One of the fundamental things that happens to a person who has been severely mistreated in childhood is the inability to experience self-acceptance and self-love. I would address this problem in this article.
Humans begin to form relationships with others at birth (some believe even sooner) and our mother is usually the first person with whom we bond. It is from this secure base that we begin to learn about our world and how to interact with it. If the mother is not available because of disease or death, there is normally another caring adult who takes over this important role. It is from these relationships that we learn two very important lesson, that we are loved and valuable.
What happens to the child whose mother or caregivers are distant and/or unpredictable, or abusive? They are unable to experience the world as a safe reliable place in which to explore their emotions, and they are unable to receive those important messages of self-love and self-importance. The child is left to fend for themselves, trying to sort out in their minds what is good, bad, and most of all, whether-or-not they should even exist.
I realize that there is more involved in these problems than just lack of attachment and love from primary caregivers.

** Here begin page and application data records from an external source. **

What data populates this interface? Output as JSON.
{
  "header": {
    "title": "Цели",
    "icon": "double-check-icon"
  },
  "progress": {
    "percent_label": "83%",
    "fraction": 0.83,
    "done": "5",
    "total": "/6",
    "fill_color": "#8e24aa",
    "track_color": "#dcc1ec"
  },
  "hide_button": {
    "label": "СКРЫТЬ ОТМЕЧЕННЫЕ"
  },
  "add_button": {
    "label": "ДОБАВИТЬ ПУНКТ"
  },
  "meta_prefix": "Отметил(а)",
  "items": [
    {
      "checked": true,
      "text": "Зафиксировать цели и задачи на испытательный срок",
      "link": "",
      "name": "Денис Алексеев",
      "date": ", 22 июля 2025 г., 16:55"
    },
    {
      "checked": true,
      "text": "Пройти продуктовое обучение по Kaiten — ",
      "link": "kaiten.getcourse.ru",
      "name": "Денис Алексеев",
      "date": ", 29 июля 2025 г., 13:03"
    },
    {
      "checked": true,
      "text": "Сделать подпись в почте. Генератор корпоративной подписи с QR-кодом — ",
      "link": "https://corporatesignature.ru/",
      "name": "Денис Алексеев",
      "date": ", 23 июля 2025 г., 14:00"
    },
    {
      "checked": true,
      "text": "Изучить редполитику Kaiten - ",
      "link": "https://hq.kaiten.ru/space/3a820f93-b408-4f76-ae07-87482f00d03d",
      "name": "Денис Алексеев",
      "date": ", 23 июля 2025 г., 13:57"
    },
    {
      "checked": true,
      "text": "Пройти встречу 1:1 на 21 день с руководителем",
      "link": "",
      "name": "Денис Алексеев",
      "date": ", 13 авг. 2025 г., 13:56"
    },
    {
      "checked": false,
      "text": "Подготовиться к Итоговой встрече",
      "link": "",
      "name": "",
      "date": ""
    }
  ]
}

As these children become adults, these inadequacies lead to people who are plagued with feelings of self-loathing. Maybe it is not overt in many survivors, but sometimes actions say more than words. In my travels down the road less taken, I’ve not only had to face my own lack of self-love and self-respect, but I’ve met many other survivors who have also expressed how they do not value themselves. These lacks are visible in a myriad of different ways. Perhaps we have eating disorders and either choose to starve ourselves or to overeat and be obese. Some jump from one disastrous relationship to another in search of the love and security that they were unable to find in childhood. Many suffer in silence, deciding unconsciously to live in isolation and loneliness.
One of the first things my therapist did for me was to help me to understand that I AM worthwhile and lovable. She taught me through her patience and caring that I AM worthy of existing in this world, and that I am NOT a mistake. Just believing that I belonged in this world was more difficult than I can express. My whole being believed that I was just taking up space, and that the world would be better off if I were not in it. This is a common thought among survivors, and one of the primary reasons it is so easy for us to kill ourselves. We feel we are doing the world a favor.
After I began to gain a little insight into the fact that I did belong, my therapist turned to my alters. I had lived for a long time with resentment towards these ego states. I felt that they were my enemies and the reasons my problems. My therapist helped me to understand that these internal helpers were really just parts of me, many of them children, who were stuck in trauma-time. She encouraged me to look at them as my kids, and to begin to have a mother/child relationship with them. Over time I began to feel a real maternal feeling towards my alters, and we became a family. It took some time, as I was finding it unfair that I didn’t have a mother to care for me, and I was jealous. My therapist helped me to understand that I was the best candidate for the position of mother in my system as I understand the laws and mores of our society best, and had experience taking care of children.
Thus, I began the important work which lead to the wonderful life I now share with my alters.
Now, when I have an internal child or teen become activated where they are triggered and feeling badly, I go into my mind and treat them just as I would any hurting child or teen. I hold them, talk quietly to them, hug them, and tell them I love them. I also reassure them that I will never, ever allow anyone to harm them again. I remind them of how safe my home is now, and invite them to come and live with me. In this way, I am really loving, holding, hugging, and reminding myself. They are me after all, and I am them. This has been a very powerful instrument in my getting to the point where I am now, where we interact as one team. We can handle life much better now, because there is a continuity and cooperation that exists between us. I won’t say that we are able to communicate or cooperate perfectly, but who in humanity can say that they do get along with themselves all the time.
It may sound to some like I am bragging, or that I feel superior in some way. If so, then this next statement can only serve to back-up those assumptions.
I love and respect myself, I am worthwhile and important, and I believe that I have something to contribute to the world.
How many people, including you who are reading this article, can say those words and mean them? It is so unfortunate that I had to suffer so much to reach point, but I wouldn’t trade what I’ve gone through for anything if I had to do so to reach this internal knowledge and acceptance.
The way to change humanities me-me-me-ism may indeed be by learning, ironically, to love and value ourselves. If we can learn self-love in its purest kind, then perhaps we will not be so inclined to harm others to get what we desire. In valuing ourselves our human eyes may be opened to the fact that everyone else in humanity is valuable too.
“You, yourself, as much as anybody in the entire universe, deserve your love and affection.” Buddha